A production of the SF Dance Film Festival
If Cities Could Dance - KQED Arts
This award-winning dance docuseries from KQED Arts travels the country to experience each U.S. city through the moves and voices of its dancers. The Bay Area Dance Drive-In features local dancers, spotlighting:
San Francisco: Tap and Zapateado
Fremont: Bollywood Reinvented
Dear Dancer - a video chain letter and special pandemic release
Mud Water - by My-Linh Le (a preview screening)
Primarily set in Oakland, Mud Water blurs the line between narrative documentary and screen dance, as two stories connecting a crew of street dancers unfold simultaneously. Mud Water began as a dance/theater performance project with a predominantly Black and Brown cast of turfers and contemporary ballet dancers. No matter the medium in which it is presented, the project has been and forever remains a love letter to the people and culture that it revolves around.

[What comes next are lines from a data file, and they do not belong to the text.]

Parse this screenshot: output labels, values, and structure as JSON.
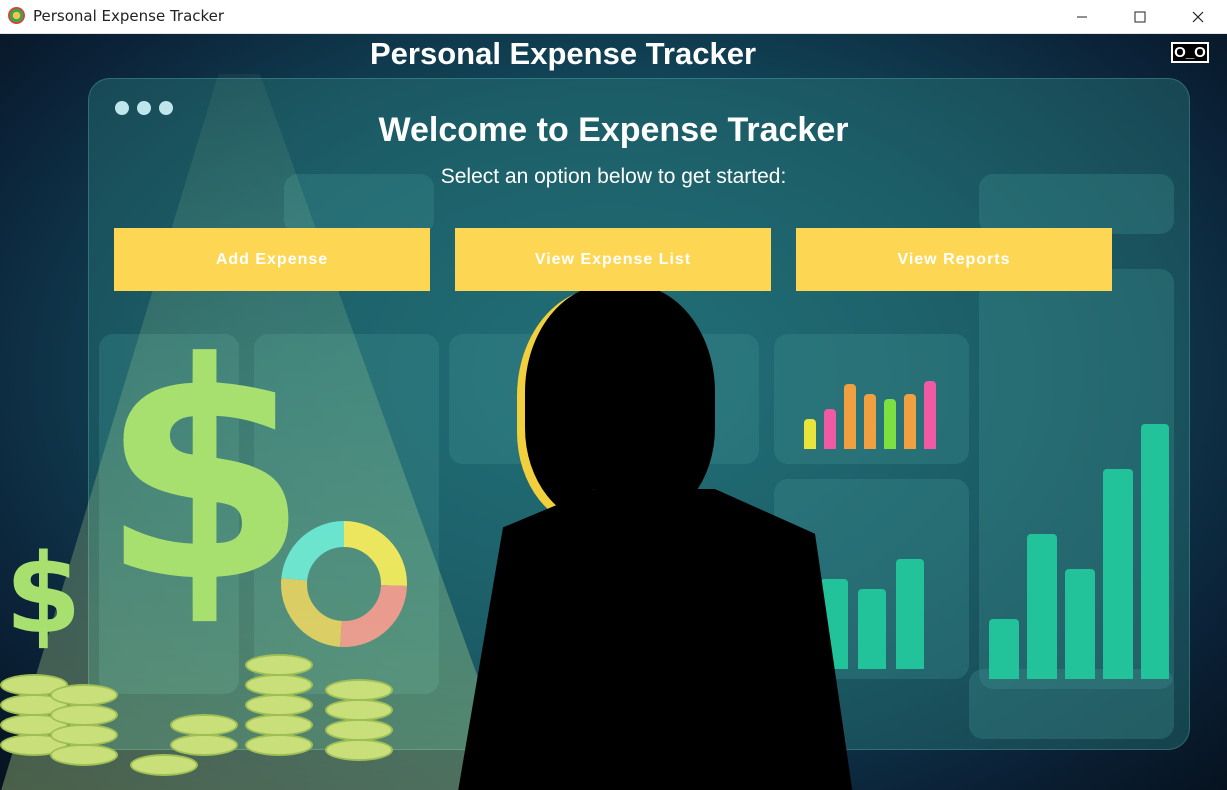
{
  "window": {
    "title": "Personal Expense Tracker",
    "minimize_glyph": "—",
    "maximize_glyph": "☐",
    "close_glyph": "✕"
  },
  "header": {
    "title": "Personal Expense Tracker",
    "corner_button_label": "O_O"
  },
  "main": {
    "welcome": "Welcome to Expense Tracker",
    "subtitle": "Select an option below to get started:",
    "buttons": [
      {
        "label": "Add Expense"
      },
      {
        "label": "View Expense List"
      },
      {
        "label": "View Reports"
      }
    ]
  },
  "colors": {
    "button_bg": "#fdd754",
    "button_text": "#ffffff",
    "header_text": "#ffffff"
  },
  "background_image": {
    "icons": [
      "dollar-sign-icon",
      "coin-stack-icon",
      "person-silhouette"
    ]
  }
}
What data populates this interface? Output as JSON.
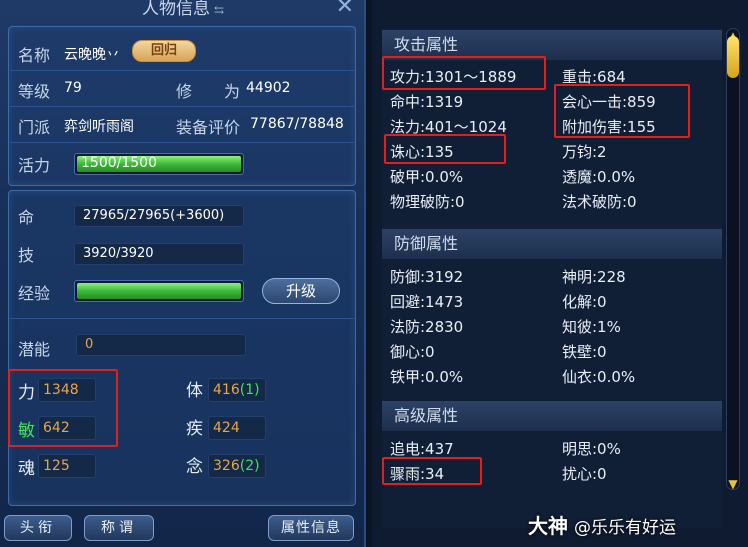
{
  "left": {
    "title": "人物信息",
    "name_label": "名称",
    "name_value": "云晚晚丷",
    "badge_text": "回归",
    "level_label": "等级",
    "level_value": "79",
    "cultivation_label": "修",
    "cultivation_label2": "为",
    "cultivation_value": "44902",
    "sect_label": "门派",
    "sect_value": "弈剑听雨阁",
    "rating_label": "装备评价",
    "rating_value": "77867/78848",
    "vitality_label": "活力",
    "vitality_value": "1500/1500",
    "vitality_fill": 1.0,
    "life_label": "命",
    "life_value": "27965/27965(+3600)",
    "skill_label": "技",
    "skill_value": "3920/3920",
    "exp_label": "经验",
    "exp_fill": 1.0,
    "upgrade_label": "升级",
    "potential_label": "潜能",
    "potential_value": "0",
    "attrs": {
      "li_label": "力",
      "li_value": "1348",
      "ti_label": "体",
      "ti_value": "416",
      "ti_bonus": "(1)",
      "min_label": "敏",
      "min_value": "642",
      "ji_label": "疾",
      "ji_value": "424",
      "hun_label": "魂",
      "hun_value": "125",
      "nian_label": "念",
      "nian_value": "326",
      "nian_bonus": "(2)"
    },
    "buttons": {
      "title_btn": "头衔",
      "appellation_btn": "称谓",
      "attr_info_btn": "属性信息"
    }
  },
  "right": {
    "attack_header": "攻击属性",
    "attack": {
      "atk": "攻力:1301～1889",
      "heavy": "重击:684",
      "hit": "命中:1319",
      "crit": "会心一击:859",
      "mag": "法力:401～1024",
      "extra_dmg": "附加伤害:155",
      "zhuxin": "诛心:135",
      "wanjun": "万钧:2",
      "pojia": "破甲:0.0%",
      "touomo": "透魔:0.0%",
      "phys_pen": "物理破防:0",
      "mag_pen": "法术破防:0"
    },
    "defense_header": "防御属性",
    "defense": {
      "def": "防御:3192",
      "shenming": "神明:228",
      "dodge": "回避:1473",
      "huajie": "化解:0",
      "mdef": "法防:2830",
      "zhibi": "知彼:1%",
      "yuxin": "御心:0",
      "tiebi": "铁壁:0",
      "tiejia": "铁甲:0.0%",
      "xianyi": "仙衣:0.0%"
    },
    "advanced_header": "高级属性",
    "advanced": {
      "zhuidian": "追电:437",
      "mingsi": "明思:0%",
      "zhouyu": "骤雨:34",
      "raoxin": "扰心:0"
    }
  },
  "watermark": {
    "brand": "大神",
    "user": "@乐乐有好运"
  },
  "colors": {
    "highlight_red": "#e0211b",
    "attr_orange": "#e6a54b",
    "bonus_green": "#44e05a",
    "bar_green": "#3cb83a"
  }
}
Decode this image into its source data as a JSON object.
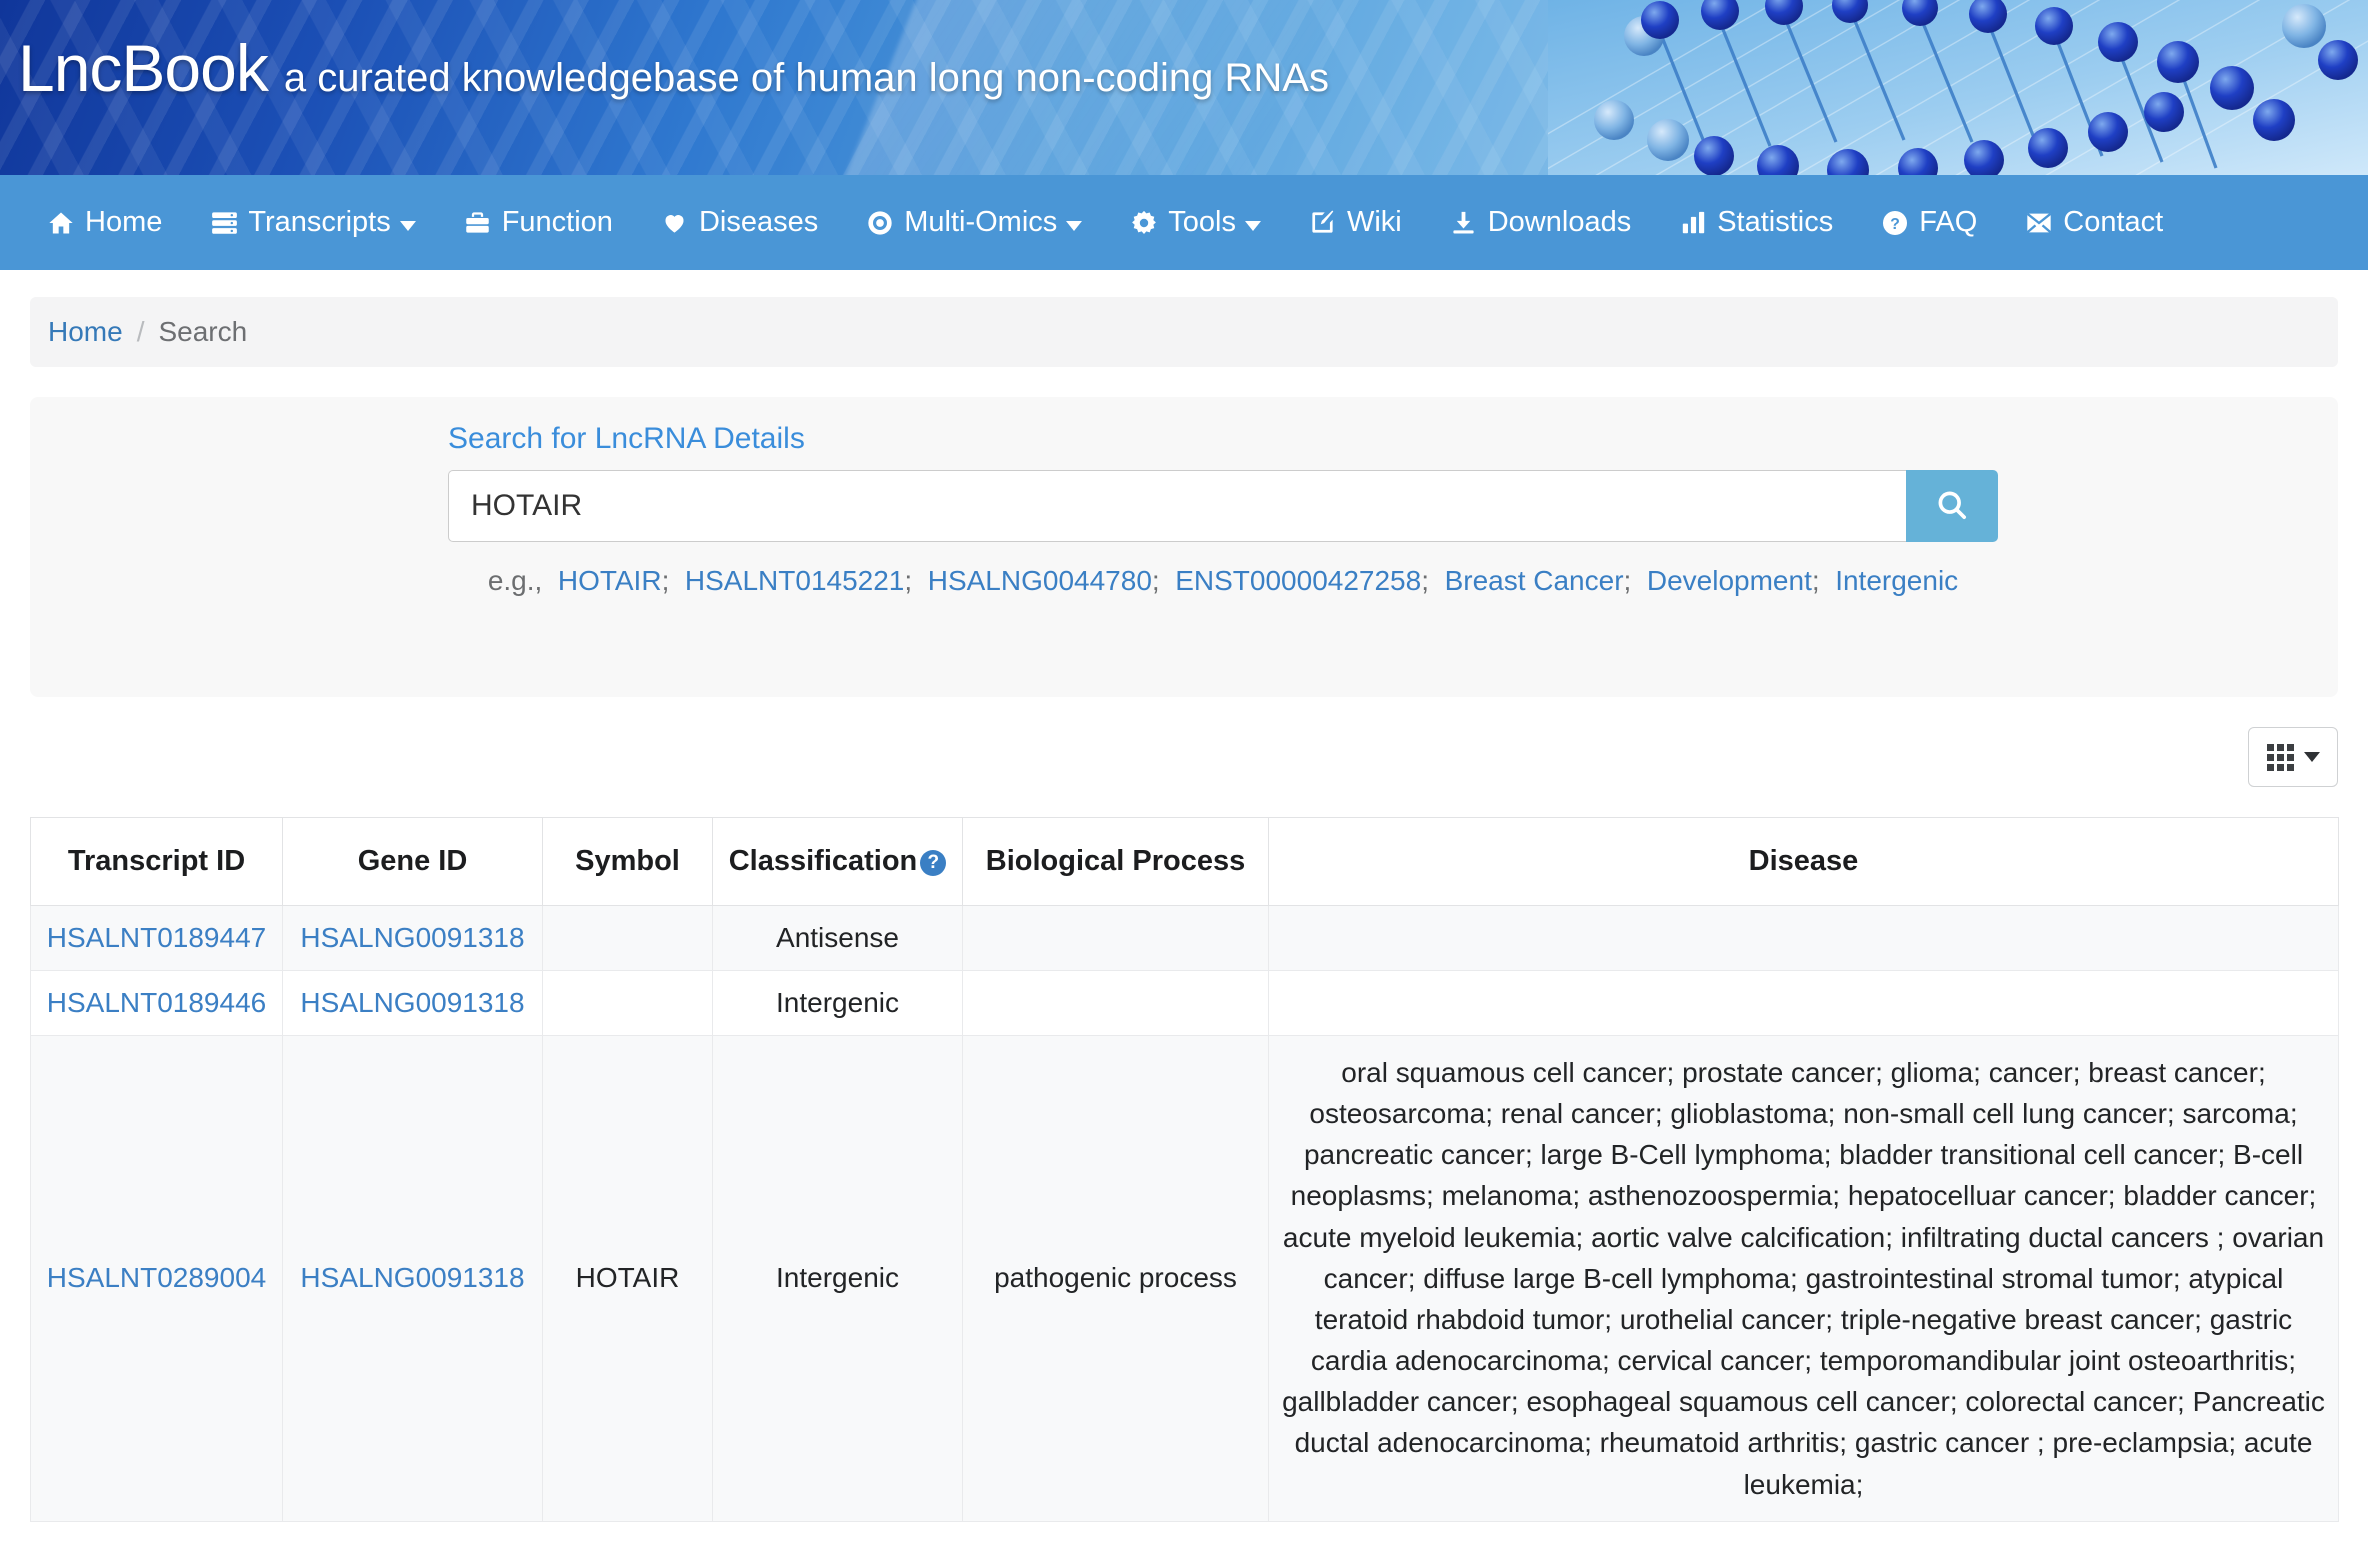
{
  "banner": {
    "logo": "LncBook",
    "tagline": "a curated knowledgebase of human long non-coding RNAs",
    "accent_color": "#4a96d6"
  },
  "nav": {
    "items": [
      {
        "label": "Home",
        "icon": "home-icon",
        "caret": false
      },
      {
        "label": "Transcripts",
        "icon": "server-icon",
        "caret": true
      },
      {
        "label": "Function",
        "icon": "briefcase-icon",
        "caret": false
      },
      {
        "label": "Diseases",
        "icon": "heart-icon",
        "caret": false
      },
      {
        "label": "Multi-Omics",
        "icon": "eye-icon",
        "caret": true
      },
      {
        "label": "Tools",
        "icon": "gear-icon",
        "caret": true
      },
      {
        "label": "Wiki",
        "icon": "edit-square-icon",
        "caret": false
      },
      {
        "label": "Downloads",
        "icon": "download-icon",
        "caret": false
      },
      {
        "label": "Statistics",
        "icon": "bar-chart-icon",
        "caret": false
      },
      {
        "label": "FAQ",
        "icon": "question-circle-icon",
        "caret": false
      },
      {
        "label": "Contact",
        "icon": "envelope-icon",
        "caret": false
      }
    ]
  },
  "breadcrumb": {
    "home": "Home",
    "separator": "/",
    "current": "Search"
  },
  "search": {
    "label": "Search for LncRNA Details",
    "value": "HOTAIR",
    "placeholder": "",
    "button_icon": "search-icon",
    "examples_prefix": "e.g.,",
    "examples": [
      "HOTAIR",
      "HSALNT0145221",
      "HSALNG0044780",
      "ENST00000427258",
      "Breast Cancer",
      "Development",
      "Intergenic"
    ]
  },
  "toolbar": {
    "column_toggle_icon": "grid-icon",
    "column_toggle_caret": "chevron-down-icon"
  },
  "table": {
    "columns": [
      "Transcript ID",
      "Gene ID",
      "Symbol",
      "Classification",
      "Biological Process",
      "Disease"
    ],
    "classification_help": "?",
    "rows": [
      {
        "transcript_id": "HSALNT0189447",
        "gene_id": "HSALNG0091318",
        "symbol": "",
        "classification": "Antisense",
        "biological_process": "",
        "disease": ""
      },
      {
        "transcript_id": "HSALNT0189446",
        "gene_id": "HSALNG0091318",
        "symbol": "",
        "classification": "Intergenic",
        "biological_process": "",
        "disease": ""
      },
      {
        "transcript_id": "HSALNT0289004",
        "gene_id": "HSALNG0091318",
        "symbol": "HOTAIR",
        "classification": "Intergenic",
        "biological_process": "pathogenic process",
        "disease": "oral squamous cell cancer; prostate cancer; glioma; cancer; breast cancer; osteosarcoma; renal cancer; glioblastoma; non-small cell lung cancer; sarcoma; pancreatic cancer; large B-Cell lymphoma; bladder transitional cell cancer; B-cell neoplasms; melanoma; asthenozoospermia; hepatocelluar cancer; bladder cancer; acute myeloid leukemia; aortic valve calcification; infiltrating ductal cancers ; ovarian cancer; diffuse large B-cell lymphoma; gastrointestinal stromal tumor; atypical teratoid rhabdoid tumor; urothelial cancer; triple-negative breast cancer; gastric cardia adenocarcinoma; cervical cancer; temporomandibular joint osteoarthritis; gallbladder cancer; esophageal squamous cell cancer; colorectal cancer; Pancreatic ductal adenocarcinoma; rheumatoid arthritis; gastric cancer ; pre-eclampsia; acute leukemia;"
      }
    ]
  }
}
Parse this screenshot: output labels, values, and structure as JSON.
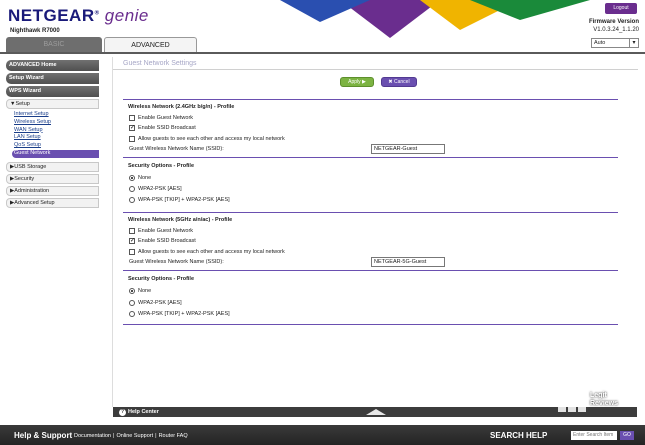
{
  "header": {
    "brand_netgear": "NETGEAR",
    "brand_genie": "genie",
    "brand_reg": "®",
    "model": "Nighthawk R7000",
    "logout_label": "Logout",
    "firmware_label": "Firmware Version",
    "firmware_value": "V1.0.3.24_1.1.20",
    "language_selected": "Auto"
  },
  "tabs": [
    {
      "label": "BASIC"
    },
    {
      "label": "ADVANCED"
    }
  ],
  "sidebar": {
    "main_items": [
      "ADVANCED Home",
      "Setup Wizard",
      "WPS Wizard"
    ],
    "setup_group": "▼Setup",
    "setup_items": [
      "Internet Setup",
      "Wireless Setup",
      "WAN Setup",
      "LAN Setup",
      "QoS Setup",
      "Guest Network"
    ],
    "groups": [
      "▶USB Storage",
      "▶Security",
      "▶Administration",
      "▶Advanced Setup"
    ]
  },
  "main": {
    "title": "Guest Network Settings",
    "apply_label": "Apply ▶",
    "cancel_label": "✖ Cancel",
    "band24": {
      "title": "Wireless Network (2.4GHz b/g/n) - Profile",
      "enable_guest": "Enable Guest Network",
      "enable_ssid": "Enable SSID Broadcast",
      "allow_guests": "Allow guests to see each other and access my local network",
      "ssid_label": "Guest Wireless Network Name (SSID):",
      "ssid_value": "NETGEAR-Guest",
      "security_title": "Security Options - Profile",
      "options": [
        "None",
        "WPA2-PSK [AES]",
        "WPA-PSK [TKIP] + WPA2-PSK [AES]"
      ]
    },
    "band5": {
      "title": "Wireless Network (5GHz a/n/ac) - Profile",
      "enable_guest": "Enable Guest Network",
      "enable_ssid": "Enable SSID Broadcast",
      "allow_guests": "Allow guests to see each other and access my local network",
      "ssid_label": "Guest Wireless Network Name (SSID):",
      "ssid_value": "NETGEAR-5G-Guest",
      "security_title": "Security Options - Profile",
      "options": [
        "None",
        "WPA2-PSK [AES]",
        "WPA-PSK [TKIP] + WPA2-PSK [AES]"
      ]
    }
  },
  "helpbar": {
    "label": "Help Center",
    "q": "?"
  },
  "footer": {
    "help_support": "Help & Support",
    "links": [
      "Documentation",
      "Online Support",
      "Router FAQ"
    ],
    "search_label": "SEARCH HELP",
    "search_placeholder": "Enter Search Item",
    "go": "GO"
  },
  "watermark": {
    "line1": "Legit",
    "line2": "Reviews"
  },
  "colors": {
    "accent": "#6a4fb0",
    "apply": "#7cb342"
  }
}
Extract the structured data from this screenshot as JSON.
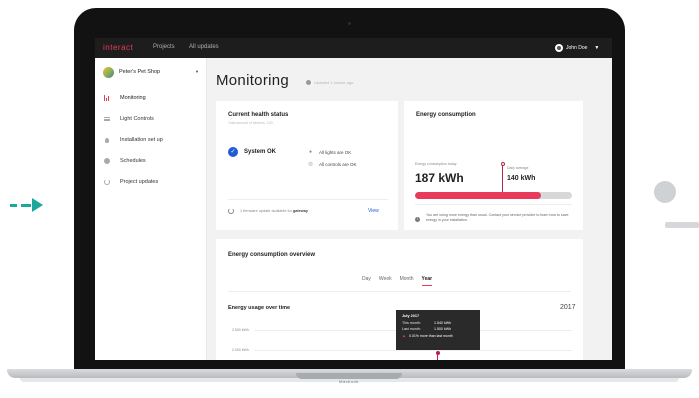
{
  "topbar": {
    "brand": "interact",
    "nav": [
      "Projects",
      "All updates"
    ],
    "user": "John Doe"
  },
  "sidebar": {
    "shop_name": "Peter's Pet Shop",
    "items": [
      {
        "label": "Monitoring",
        "icon": "bar-chart-icon",
        "active": true
      },
      {
        "label": "Light Controls",
        "icon": "sliders-icon"
      },
      {
        "label": "Installation set up",
        "icon": "bulb-icon"
      },
      {
        "label": "Schedules",
        "icon": "clock-icon"
      },
      {
        "label": "Project updates",
        "icon": "refresh-icon"
      }
    ]
  },
  "main": {
    "title": "Monitoring",
    "updated": "Updated 1 minute ago"
  },
  "health": {
    "title": "Current health status",
    "subtitle": "Total amount of devices: 100",
    "status": "System OK",
    "lights": "All lights are OK",
    "controls": "All controls are OK",
    "firmware_prefix": "1 firmware update available for",
    "firmware_target": "gateway",
    "view": "View"
  },
  "energy": {
    "title": "Energy consumption",
    "today_label": "Energy consumption today",
    "today_value": "187 kWh",
    "avg_label": "Daily average",
    "avg_value": "140 kWh",
    "fill_fraction": 0.8,
    "warning": "You are using more energy than usual. Contact your service provider to learn how to save energy in your installation.",
    "colors": {
      "fill": "#e83a5a",
      "marker": "#b9234a"
    }
  },
  "overview": {
    "title": "Energy consumption overview",
    "tabs": [
      "Day",
      "Week",
      "Month",
      "Year"
    ],
    "active_tab": "Year",
    "chart_title": "Energy usage over time",
    "year": "2017",
    "ticks": [
      "2.500 kWh",
      "2.000 kWh"
    ],
    "tooltip": {
      "title": "July 2017",
      "this_month_label": "This month:",
      "this_month_value": "1.540 kWh",
      "last_month_label": "Last month:",
      "last_month_value": "1.500 kWh",
      "note": "0.01% more than last month"
    }
  },
  "laptop": {
    "label": "Macbook"
  }
}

Director My-Linh Le is a Vietnamese American dancer, choreographer, storyteller, and former environmental attorney whose work revolves around the intersecting socio-political themes of environmental crises, racial inequality and oppression, colonialism, capitalism, and intergenerational trauma. As a competitive freestyle and street dancer, My-Linh is the first woman to represent the legendary popping crew, Playboyz Inc. in nearly 40 years since its establishment in 1981 in San Jose, the city in which My-Linh was born and raised. She has danced for artists ranging from Sanford Biggers to Kendrick Lamar.
2 Marina Boulevard, San Francisco, CA 94109